One of those schools was Alliance University in New York City. Heather Garcia studied and worked there. She said the university tried to remain open, but its financial problems were too large. She said she is sad to see the school close.

Bryan Alexander is a researcher who looks at the future of higher education. He said small American colleges first try to reduce their costs. When they can no longer cut their costs, they must close. He said many people in higher education are concerned about the number of small schools that have closed in recent years.

"I think, within higher ed, the alarm has already been sounded," Alexander said. "Presidents, Deans, Provosts...this is the stuff that keeps them up at night."

Ivy League president leaves job under pressure

Liz Magill of the University of Pennsylvania stepped down from her job in early December.

Magill, along with Harvard President Claudine Gay and Sally Kornbluth of the Massachusetts Institute of Technology appeared in front of Congress on December 5. Lawmakers asked the presidents if they felt calls for violence against Jewish people should be against school rules.

The Republican-led congressional committee chose the three leaders because their schools "have been at the center of the rise in antisemitic protests," a committee spokesperson said in a statement. The protests are related to the ongoing conflict between Israel and Hamas.

None of the three school leaders directly spoke against calls for violence against Jewish people. Instead, they said some speech, even "deeply hateful speech," is protected by the U.S. Constitution.

On December 9, Magill resigned from her position under pressure from influential donors and alumni.

Gay and Kornbluth received support and criticism. But both were permitted to keep their jobs.

One group of professors at Harvard said colleges and universities should not be influenced by political pressure.

A top legal expert from Harvard, Laurence Tribe, said universities should not be "bullied into micromanaging their policies."

I'm Bryan Lynn.

And I'm Faith Pirlo.

Dan Friedell wrote this story for Learning English with additional reporting from the Associated Press.


Words in This Story

majority –n. more than one half of a group

tolerate –v. to accept, permit or allow

ecstatic –adj. very excited or happy

legacy –n. how someone will be remembered, a person with ties to the past

estimate –v. to make a guess about something based on experience or understanding about a topic

ecstatic –adj. very excited or happy

alumni –n. the people who graduated from a school or university

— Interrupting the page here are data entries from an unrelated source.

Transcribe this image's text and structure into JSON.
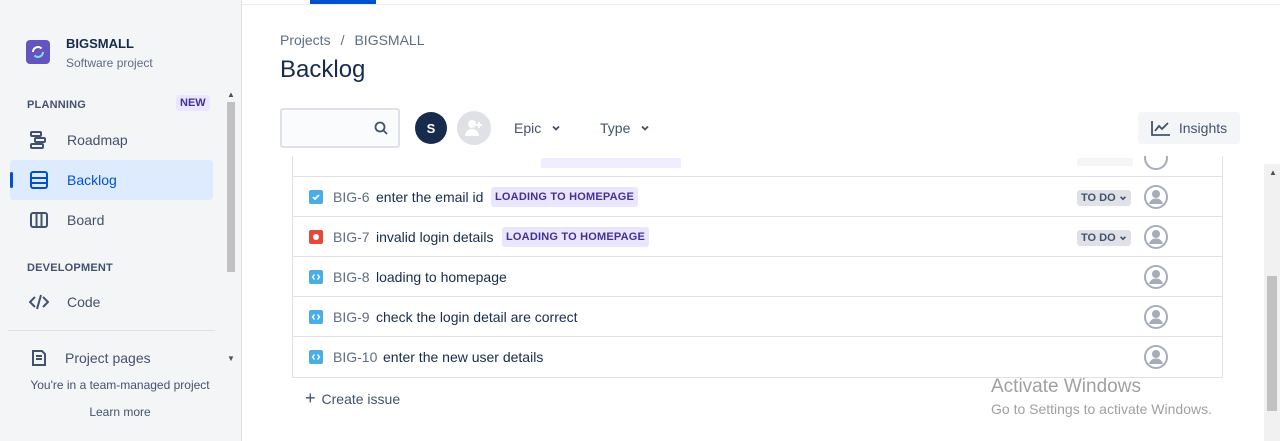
{
  "sidebar": {
    "project_name": "BIGSMALL",
    "project_type": "Software project",
    "planning_label": "PLANNING",
    "new_badge": "NEW",
    "nav": [
      {
        "label": "Roadmap",
        "icon": "roadmap-icon"
      },
      {
        "label": "Backlog",
        "icon": "backlog-icon",
        "active": true
      },
      {
        "label": "Board",
        "icon": "board-icon"
      }
    ],
    "development_label": "DEVELOPMENT",
    "code_label": "Code",
    "project_pages_label": "Project pages",
    "team_note": "You're in a team-managed project",
    "learn_more": "Learn more"
  },
  "header": {
    "breadcrumb": [
      "Projects",
      "/",
      "BIGSMALL"
    ],
    "title": "Backlog"
  },
  "toolbar": {
    "search_value": "",
    "avatar_initial": "S",
    "epic_label": "Epic",
    "type_label": "Type",
    "insights_label": "Insights"
  },
  "issues": [
    {
      "type": "task",
      "key": "BIG-6",
      "summary": "enter the email id",
      "epic": "LOADING TO HOMEPAGE",
      "status": "TO DO"
    },
    {
      "type": "bug",
      "key": "BIG-7",
      "summary": "invalid login details",
      "epic": "LOADING TO HOMEPAGE",
      "status": "TO DO"
    },
    {
      "type": "subtask",
      "key": "BIG-8",
      "summary": "loading to homepage",
      "epic": "",
      "status": ""
    },
    {
      "type": "subtask",
      "key": "BIG-9",
      "summary": "check the login detail are correct",
      "epic": "",
      "status": ""
    },
    {
      "type": "subtask",
      "key": "BIG-10",
      "summary": "enter the new user details",
      "epic": "",
      "status": ""
    }
  ],
  "create_issue_label": "Create issue",
  "watermark": {
    "line1": "Activate Windows",
    "line2": "Go to Settings to activate Windows."
  },
  "colors": {
    "accent": "#0052CC",
    "task": "#4BADE8",
    "bug": "#E5493A",
    "epic_bg": "#EAE6FF",
    "epic_fg": "#403294"
  }
}
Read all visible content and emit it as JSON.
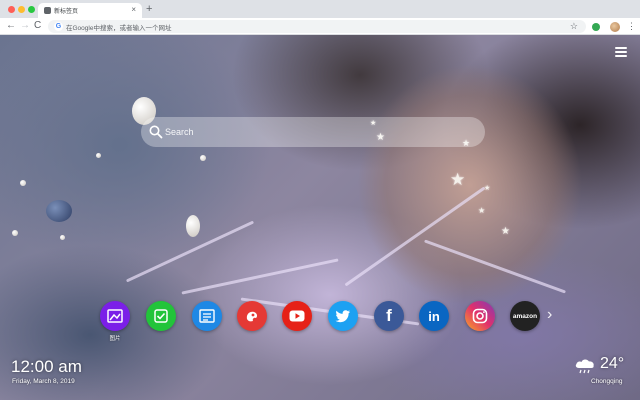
{
  "browser": {
    "tab": {
      "title": "新标签页",
      "close_glyph": "×"
    },
    "new_tab_glyph": "+",
    "nav": {
      "back_glyph": "←",
      "forward_glyph": "→",
      "reload_glyph": "C"
    },
    "omnibox": {
      "placeholder": "在Google中搜索，或者输入一个网址",
      "search_engine_glyph": "G"
    },
    "star_glyph": "☆",
    "menu_glyph": "⋮"
  },
  "newtab": {
    "search": {
      "placeholder": "Search",
      "icon": "search-icon"
    },
    "apps": [
      {
        "name": "photo-app",
        "icon": "image-icon",
        "color": "#7b1fe8",
        "label": "图片"
      },
      {
        "name": "check-app",
        "icon": "checkmark-icon",
        "color": "#22c43a",
        "label": ""
      },
      {
        "name": "news-app",
        "icon": "newspaper-icon",
        "color": "#1e88e5",
        "label": ""
      },
      {
        "name": "game-app",
        "icon": "gamepad-icon",
        "color": "#e53935",
        "label": ""
      },
      {
        "name": "youtube-app",
        "icon": "youtube-play-icon",
        "color": "#e62117",
        "label": ""
      },
      {
        "name": "twitter-app",
        "icon": "twitter-bird-icon",
        "color": "#1da1f2",
        "label": ""
      },
      {
        "name": "facebook-app",
        "icon": "facebook-icon",
        "color": "#3b5998",
        "label": "",
        "glyph": "f"
      },
      {
        "name": "linkedin-app",
        "icon": "linkedin-icon",
        "color": "#0a66c2",
        "label": "",
        "glyph": "in"
      },
      {
        "name": "instagram-app",
        "icon": "instagram-icon",
        "color": "#c13584",
        "label": ""
      },
      {
        "name": "amazon-app",
        "icon": "amazon-icon",
        "color": "#222222",
        "label": "",
        "glyph": "amazon"
      }
    ],
    "next_arrow_glyph": "›",
    "clock": {
      "time": "12:00 am",
      "date": "Friday, March 8, 2019"
    },
    "weather": {
      "temp": "24°",
      "city": "Chongqing",
      "icon": "cloud-rain-icon"
    }
  }
}
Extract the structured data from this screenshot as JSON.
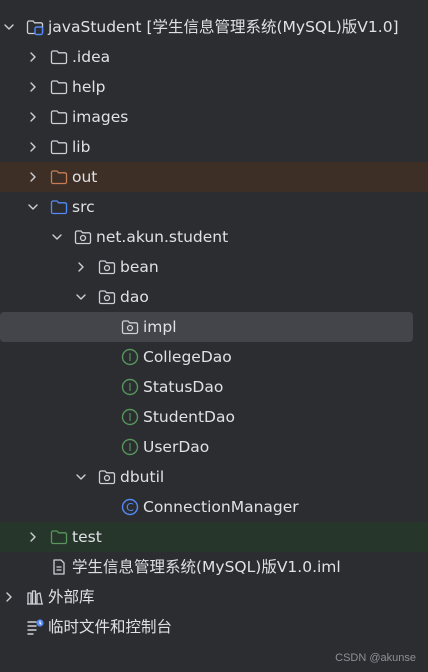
{
  "tree": {
    "root": {
      "name": "javaStudent",
      "title": "[学生信息管理系统(MySQL)版V1.0]"
    },
    "folders": {
      "idea": ".idea",
      "help": "help",
      "images": "images",
      "lib": "lib",
      "out": "out",
      "src": "src",
      "package": "net.akun.student",
      "bean": "bean",
      "dao": "dao",
      "impl": "impl",
      "dbutil": "dbutil",
      "test": "test"
    },
    "interfaces": [
      "CollegeDao",
      "StatusDao",
      "StudentDao",
      "UserDao"
    ],
    "classes": {
      "connection_manager": "ConnectionManager"
    },
    "iml_file": "学生信息管理系统(MySQL)版V1.0.iml",
    "external_libraries": "外部库",
    "scratches_consoles": "临时文件和控制台",
    "interface_glyph": "I",
    "class_glyph": "C"
  },
  "colors": {
    "background": "#2b2d30",
    "text": "#dfe1e5",
    "folder_stroke": "#ced0d6",
    "src_folder": "#548af7",
    "out_folder": "#c67d54",
    "test_folder": "#57965c",
    "interface_icon": "#57965c",
    "class_icon": "#548af7",
    "excluded_row_bg": "#3d2f26",
    "test_row_bg": "#27362a",
    "selected_row_bg": "#43454a"
  },
  "watermark": "CSDN @akunse"
}
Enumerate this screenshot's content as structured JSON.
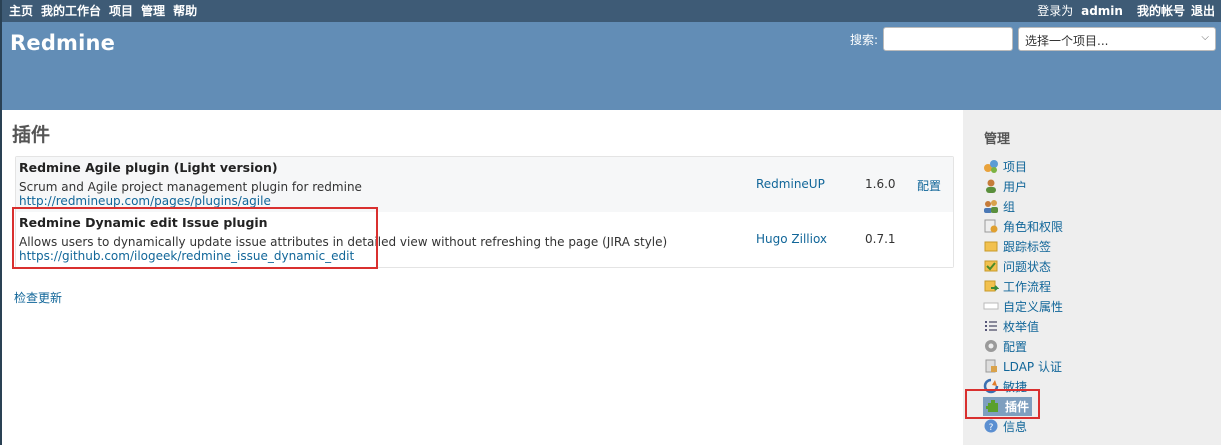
{
  "top_menu": {
    "left": [
      "主页",
      "我的工作台",
      "项目",
      "管理",
      "帮助"
    ],
    "logged_in_prefix": "登录为",
    "user": "admin",
    "my_account": "我的帐号",
    "logout": "退出"
  },
  "header": {
    "title": "Redmine",
    "search_label": "搜索:",
    "search_value": "",
    "project_jump_placeholder": "选择一个项目..."
  },
  "main": {
    "title": "插件",
    "plugins": [
      {
        "name": "Redmine Agile plugin (Light version)",
        "description": "Scrum and Agile project management plugin for redmine",
        "url": "http://redmineup.com/pages/plugins/agile",
        "author": "RedmineUP",
        "version": "1.6.0",
        "configure": "配置"
      },
      {
        "name": "Redmine Dynamic edit Issue plugin",
        "description": "Allows users to dynamically update issue attributes in detailed view without refreshing the page (JIRA style)",
        "url": "https://github.com/ilogeek/redmine_issue_dynamic_edit",
        "author": "Hugo Zilliox",
        "version": "0.7.1",
        "configure": ""
      }
    ],
    "check_updates": "检查更新"
  },
  "sidebar": {
    "title": "管理",
    "items": [
      {
        "label": "项目",
        "icon": "projects-icon"
      },
      {
        "label": "用户",
        "icon": "user-icon"
      },
      {
        "label": "组",
        "icon": "group-icon"
      },
      {
        "label": "角色和权限",
        "icon": "roles-icon"
      },
      {
        "label": "跟踪标签",
        "icon": "tracker-icon"
      },
      {
        "label": "问题状态",
        "icon": "issue-status-icon"
      },
      {
        "label": "工作流程",
        "icon": "workflow-icon"
      },
      {
        "label": "自定义属性",
        "icon": "custom-fields-icon"
      },
      {
        "label": "枚举值",
        "icon": "enumerations-icon"
      },
      {
        "label": "配置",
        "icon": "settings-icon"
      },
      {
        "label": "LDAP 认证",
        "icon": "ldap-icon"
      },
      {
        "label": "敏捷",
        "icon": "agile-icon"
      },
      {
        "label": "插件",
        "icon": "plugin-icon",
        "selected": true
      },
      {
        "label": "信息",
        "icon": "info-icon"
      }
    ]
  },
  "colors": {
    "top_menu_bg": "#3e5b76",
    "header_bg": "#628db6",
    "link": "#169",
    "highlight": "#d9302f",
    "selected_bg": "#7e9fbf"
  }
}
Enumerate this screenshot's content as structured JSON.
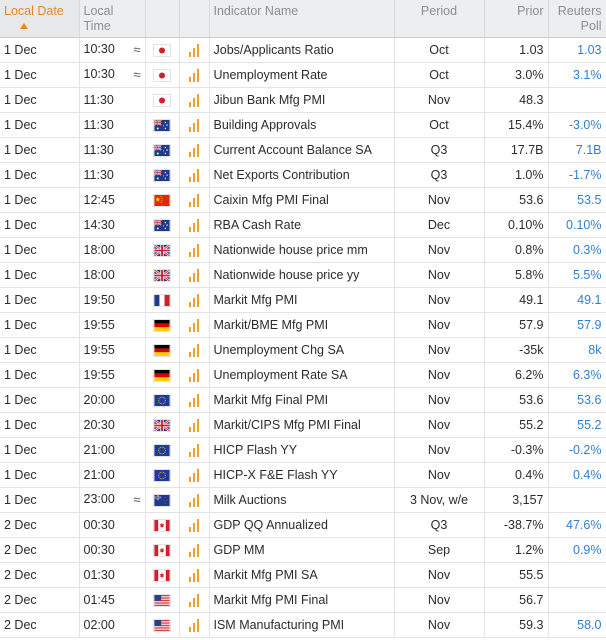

bully –v. to frighten, hurt, or threaten (a smaller or weaker person) : to act like a bully toward (someone)

micromanage –v. to try to control all parts of something usually in a way that is not wanted